* Collected data *
---+---
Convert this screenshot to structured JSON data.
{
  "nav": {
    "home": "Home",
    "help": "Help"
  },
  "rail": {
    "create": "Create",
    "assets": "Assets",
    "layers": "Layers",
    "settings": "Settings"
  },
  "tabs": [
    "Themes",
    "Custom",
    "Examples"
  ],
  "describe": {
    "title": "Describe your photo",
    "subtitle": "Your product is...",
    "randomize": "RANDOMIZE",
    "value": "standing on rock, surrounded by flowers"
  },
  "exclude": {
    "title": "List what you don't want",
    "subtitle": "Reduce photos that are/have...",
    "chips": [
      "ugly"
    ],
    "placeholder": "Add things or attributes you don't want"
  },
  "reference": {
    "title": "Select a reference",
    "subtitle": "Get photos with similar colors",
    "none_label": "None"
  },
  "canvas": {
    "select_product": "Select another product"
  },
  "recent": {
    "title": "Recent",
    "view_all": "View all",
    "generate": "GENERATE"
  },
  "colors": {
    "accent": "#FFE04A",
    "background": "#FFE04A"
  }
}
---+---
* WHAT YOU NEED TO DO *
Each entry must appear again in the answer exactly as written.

* ANSWER SPACE *
Convert this screenshot to structured JSON data.
{
  "nav": {
    "home": "Home",
    "help": "Help"
  },
  "rail": {
    "create": "Create",
    "assets": "Assets",
    "layers": "Layers",
    "settings": "Settings"
  },
  "tabs": [
    "Themes",
    "Custom",
    "Examples"
  ],
  "describe": {
    "title": "Describe your photo",
    "subtitle": "Your product is...",
    "randomize": "RANDOMIZE",
    "value": "standing on rock, surrounded by flowers"
  },
  "exclude": {
    "title": "List what you don't want",
    "subtitle": "Reduce photos that are/have...",
    "chips": [
      "ugly"
    ],
    "placeholder": "Add things or attributes you don't want"
  },
  "reference": {
    "title": "Select a reference",
    "subtitle": "Get photos with similar colors",
    "none_label": "None"
  },
  "canvas": {
    "select_product": "Select another product"
  },
  "recent": {
    "title": "Recent",
    "view_all": "View all",
    "generate": "GENERATE"
  },
  "colors": {
    "accent": "#FFE04A",
    "background": "#FFE04A"
  }
}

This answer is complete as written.